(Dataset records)
_ _ _ _ _
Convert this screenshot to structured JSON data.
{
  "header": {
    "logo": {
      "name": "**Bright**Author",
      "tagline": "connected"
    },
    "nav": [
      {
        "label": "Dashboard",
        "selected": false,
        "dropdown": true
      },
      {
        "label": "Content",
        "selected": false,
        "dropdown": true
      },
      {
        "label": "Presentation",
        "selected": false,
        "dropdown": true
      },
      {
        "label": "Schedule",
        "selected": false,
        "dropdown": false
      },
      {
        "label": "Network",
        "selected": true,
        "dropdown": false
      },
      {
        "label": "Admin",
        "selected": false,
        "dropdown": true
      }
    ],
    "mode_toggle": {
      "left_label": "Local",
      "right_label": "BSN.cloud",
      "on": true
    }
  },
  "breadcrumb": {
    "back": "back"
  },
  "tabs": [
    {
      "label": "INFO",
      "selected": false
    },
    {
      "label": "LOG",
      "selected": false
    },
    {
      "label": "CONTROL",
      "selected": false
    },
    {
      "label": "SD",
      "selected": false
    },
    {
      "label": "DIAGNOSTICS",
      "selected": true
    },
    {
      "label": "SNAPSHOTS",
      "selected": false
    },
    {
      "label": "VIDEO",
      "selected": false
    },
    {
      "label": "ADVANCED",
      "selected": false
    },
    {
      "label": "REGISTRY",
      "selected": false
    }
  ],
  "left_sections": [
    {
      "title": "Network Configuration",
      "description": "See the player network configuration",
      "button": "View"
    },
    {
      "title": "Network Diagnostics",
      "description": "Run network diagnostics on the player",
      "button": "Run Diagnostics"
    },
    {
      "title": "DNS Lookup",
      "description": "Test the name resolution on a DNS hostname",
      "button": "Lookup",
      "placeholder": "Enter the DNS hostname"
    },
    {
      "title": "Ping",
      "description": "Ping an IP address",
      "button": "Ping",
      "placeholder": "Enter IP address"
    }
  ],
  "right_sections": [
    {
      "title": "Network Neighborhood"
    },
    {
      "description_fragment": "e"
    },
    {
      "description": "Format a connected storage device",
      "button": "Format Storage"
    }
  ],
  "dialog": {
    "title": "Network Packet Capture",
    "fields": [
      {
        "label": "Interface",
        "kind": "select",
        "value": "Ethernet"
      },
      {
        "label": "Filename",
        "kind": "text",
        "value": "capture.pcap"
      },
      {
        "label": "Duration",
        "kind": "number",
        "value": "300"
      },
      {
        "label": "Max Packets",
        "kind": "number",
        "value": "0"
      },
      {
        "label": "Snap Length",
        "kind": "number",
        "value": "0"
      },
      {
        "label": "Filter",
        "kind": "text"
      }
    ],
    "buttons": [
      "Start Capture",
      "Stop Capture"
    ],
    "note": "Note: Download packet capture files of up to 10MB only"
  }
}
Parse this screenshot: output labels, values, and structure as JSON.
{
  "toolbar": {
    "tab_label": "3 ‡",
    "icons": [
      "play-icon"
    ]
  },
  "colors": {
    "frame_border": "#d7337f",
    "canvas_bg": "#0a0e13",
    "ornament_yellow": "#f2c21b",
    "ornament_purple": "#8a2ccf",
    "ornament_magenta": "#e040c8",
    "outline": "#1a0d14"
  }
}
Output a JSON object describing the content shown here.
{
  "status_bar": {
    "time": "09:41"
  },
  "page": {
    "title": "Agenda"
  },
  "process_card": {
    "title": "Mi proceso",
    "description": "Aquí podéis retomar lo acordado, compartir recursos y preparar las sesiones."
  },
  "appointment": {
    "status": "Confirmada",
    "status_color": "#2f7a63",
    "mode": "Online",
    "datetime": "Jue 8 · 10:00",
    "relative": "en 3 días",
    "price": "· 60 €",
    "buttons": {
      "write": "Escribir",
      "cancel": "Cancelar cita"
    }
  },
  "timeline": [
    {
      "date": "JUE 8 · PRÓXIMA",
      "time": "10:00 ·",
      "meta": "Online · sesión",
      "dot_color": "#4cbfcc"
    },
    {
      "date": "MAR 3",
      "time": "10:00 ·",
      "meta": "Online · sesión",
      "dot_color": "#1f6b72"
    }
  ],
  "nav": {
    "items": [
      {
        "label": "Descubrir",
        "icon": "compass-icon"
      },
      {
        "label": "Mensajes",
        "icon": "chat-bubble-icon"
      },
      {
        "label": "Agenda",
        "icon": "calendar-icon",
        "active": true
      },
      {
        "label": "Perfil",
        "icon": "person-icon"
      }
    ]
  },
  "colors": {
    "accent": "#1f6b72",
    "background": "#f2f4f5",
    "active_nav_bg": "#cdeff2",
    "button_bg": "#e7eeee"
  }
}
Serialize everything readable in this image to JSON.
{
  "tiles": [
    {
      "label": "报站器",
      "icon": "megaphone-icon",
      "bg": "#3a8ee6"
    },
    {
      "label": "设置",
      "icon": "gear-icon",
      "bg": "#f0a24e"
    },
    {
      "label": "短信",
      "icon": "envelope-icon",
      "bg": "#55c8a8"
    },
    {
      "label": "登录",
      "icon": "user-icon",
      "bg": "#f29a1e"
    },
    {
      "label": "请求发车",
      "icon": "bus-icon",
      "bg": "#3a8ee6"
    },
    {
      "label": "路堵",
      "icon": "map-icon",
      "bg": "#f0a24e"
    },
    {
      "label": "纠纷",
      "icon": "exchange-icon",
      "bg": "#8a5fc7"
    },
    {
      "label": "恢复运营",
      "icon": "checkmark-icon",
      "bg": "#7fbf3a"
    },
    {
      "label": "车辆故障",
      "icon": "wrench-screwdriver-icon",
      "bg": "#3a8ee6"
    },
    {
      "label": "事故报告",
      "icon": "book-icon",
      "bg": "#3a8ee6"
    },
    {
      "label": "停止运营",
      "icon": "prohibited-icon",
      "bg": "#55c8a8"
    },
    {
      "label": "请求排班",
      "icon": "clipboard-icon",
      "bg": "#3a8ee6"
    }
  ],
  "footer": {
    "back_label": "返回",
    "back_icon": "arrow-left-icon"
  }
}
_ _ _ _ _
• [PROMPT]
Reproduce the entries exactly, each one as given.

• [ANSWER TO THE EXERCISE]
Convert this screenshot to structured JSON data.
{
  "header": {
    "logo": {
      "name": "**Bright**Author",
      "tagline": "connected"
    },
    "nav": [
      {
        "label": "Dashboard",
        "selected": false,
        "dropdown": true
      },
      {
        "label": "Content",
        "selected": false,
        "dropdown": true
      },
      {
        "label": "Presentation",
        "selected": false,
        "dropdown": true
      },
      {
        "label": "Schedule",
        "selected": false,
        "dropdown": false
      },
      {
        "label": "Network",
        "selected": true,
        "dropdown": false
      },
      {
        "label": "Admin",
        "selected": false,
        "dropdown": true
      }
    ],
    "mode_toggle": {
      "left_label": "Local",
      "right_label": "BSN.cloud",
      "on": true
    }
  },
  "breadcrumb": {
    "back": "back"
  },
  "tabs": [
    {
      "label": "INFO",
      "selected": false
    },
    {
      "label": "LOG",
      "selected": false
    },
    {
      "label": "CONTROL",
      "selected": false
    },
    {
      "label": "SD",
      "selected": false
    },
    {
      "label": "DIAGNOSTICS",
      "selected": true
    },
    {
      "label": "SNAPSHOTS",
      "selected": false
    },
    {
      "label": "VIDEO",
      "selected": false
    },
    {
      "label": "ADVANCED",
      "selected": false
    },
    {
      "label": "REGISTRY",
      "selected": false
    }
  ],
  "left_sections": [
    {
      "title": "Network Configuration",
      "description": "See the player network configuration",
      "button": "View"
    },
    {
      "title": "Network Diagnostics",
      "description": "Run network diagnostics on the player",
      "button": "Run Diagnostics"
    },
    {
      "title": "DNS Lookup",
      "description": "Test the name resolution on a DNS hostname",
      "button": "Lookup",
      "placeholder": "Enter the DNS hostname"
    },
    {
      "title": "Ping",
      "description": "Ping an IP address",
      "button": "Ping",
      "placeholder": "Enter IP address"
    }
  ],
  "right_sections": [
    {
      "title": "Network Neighborhood"
    },
    {
      "description_fragment": "e"
    },
    {
      "description": "Format a connected storage device",
      "button": "Format Storage"
    }
  ],
  "dialog": {
    "title": "Network Packet Capture",
    "fields": [
      {
        "label": "Interface",
        "kind": "select",
        "value": "Ethernet"
      },
      {
        "label": "Filename",
        "kind": "text",
        "value": "capture.pcap"
      },
      {
        "label": "Duration",
        "kind": "number",
        "value": "300"
      },
      {
        "label": "Max Packets",
        "kind": "number",
        "value": "0"
      },
      {
        "label": "Snap Length",
        "kind": "number",
        "value": "0"
      },
      {
        "label": "Filter",
        "kind": "text"
      }
    ],
    "buttons": [
      "Start Capture",
      "Stop Capture"
    ],
    "note": "Note: Download packet capture files of up to 10MB only"
  }
}
Parse this screenshot: output labels, values, and structure as JSON.
{
  "toolbar": {
    "tab_label": "3 ‡",
    "icons": [
      "play-icon"
    ]
  },
  "colors": {
    "frame_border": "#d7337f",
    "canvas_bg": "#0a0e13",
    "ornament_yellow": "#f2c21b",
    "ornament_purple": "#8a2ccf",
    "ornament_magenta": "#e040c8",
    "outline": "#1a0d14"
  }
}
Output a JSON object describing the content shown here.
{
  "status_bar": {
    "time": "09:41"
  },
  "page": {
    "title": "Agenda"
  },
  "process_card": {
    "title": "Mi proceso",
    "description": "Aquí podéis retomar lo acordado, compartir recursos y preparar las sesiones."
  },
  "appointment": {
    "status": "Confirmada",
    "status_color": "#2f7a63",
    "mode": "Online",
    "datetime": "Jue 8 · 10:00",
    "relative": "en 3 días",
    "price": "· 60 €",
    "buttons": {
      "write": "Escribir",
      "cancel": "Cancelar cita"
    }
  },
  "timeline": [
    {
      "date": "JUE 8 · PRÓXIMA",
      "time": "10:00 ·",
      "meta": "Online · sesión",
      "dot_color": "#4cbfcc"
    },
    {
      "date": "MAR 3",
      "time": "10:00 ·",
      "meta": "Online · sesión",
      "dot_color": "#1f6b72"
    }
  ],
  "nav": {
    "items": [
      {
        "label": "Descubrir",
        "icon": "compass-icon"
      },
      {
        "label": "Mensajes",
        "icon": "chat-bubble-icon"
      },
      {
        "label": "Agenda",
        "icon": "calendar-icon",
        "active": true
      },
      {
        "label": "Perfil",
        "icon": "person-icon"
      }
    ]
  },
  "colors": {
    "accent": "#1f6b72",
    "background": "#f2f4f5",
    "active_nav_bg": "#cdeff2",
    "button_bg": "#e7eeee"
  }
}
Serialize everything readable in this image to JSON.
{
  "tiles": [
    {
      "label": "报站器",
      "icon": "megaphone-icon",
      "bg": "#3a8ee6"
    },
    {
      "label": "设置",
      "icon": "gear-icon",
      "bg": "#f0a24e"
    },
    {
      "label": "短信",
      "icon": "envelope-icon",
      "bg": "#55c8a8"
    },
    {
      "label": "登录",
      "icon": "user-icon",
      "bg": "#f29a1e"
    },
    {
      "label": "请求发车",
      "icon": "bus-icon",
      "bg": "#3a8ee6"
    },
    {
      "label": "路堵",
      "icon": "map-icon",
      "bg": "#f0a24e"
    },
    {
      "label": "纠纷",
      "icon": "exchange-icon",
      "bg": "#8a5fc7"
    },
    {
      "label": "恢复运营",
      "icon": "checkmark-icon",
      "bg": "#7fbf3a"
    },
    {
      "label": "车辆故障",
      "icon": "wrench-screwdriver-icon",
      "bg": "#3a8ee6"
    },
    {
      "label": "事故报告",
      "icon": "book-icon",
      "bg": "#3a8ee6"
    },
    {
      "label": "停止运营",
      "icon": "prohibited-icon",
      "bg": "#55c8a8"
    },
    {
      "label": "请求排班",
      "icon": "clipboard-icon",
      "bg": "#3a8ee6"
    }
  ],
  "footer": {
    "back_label": "返回",
    "back_icon": "arrow-left-icon"
  }
}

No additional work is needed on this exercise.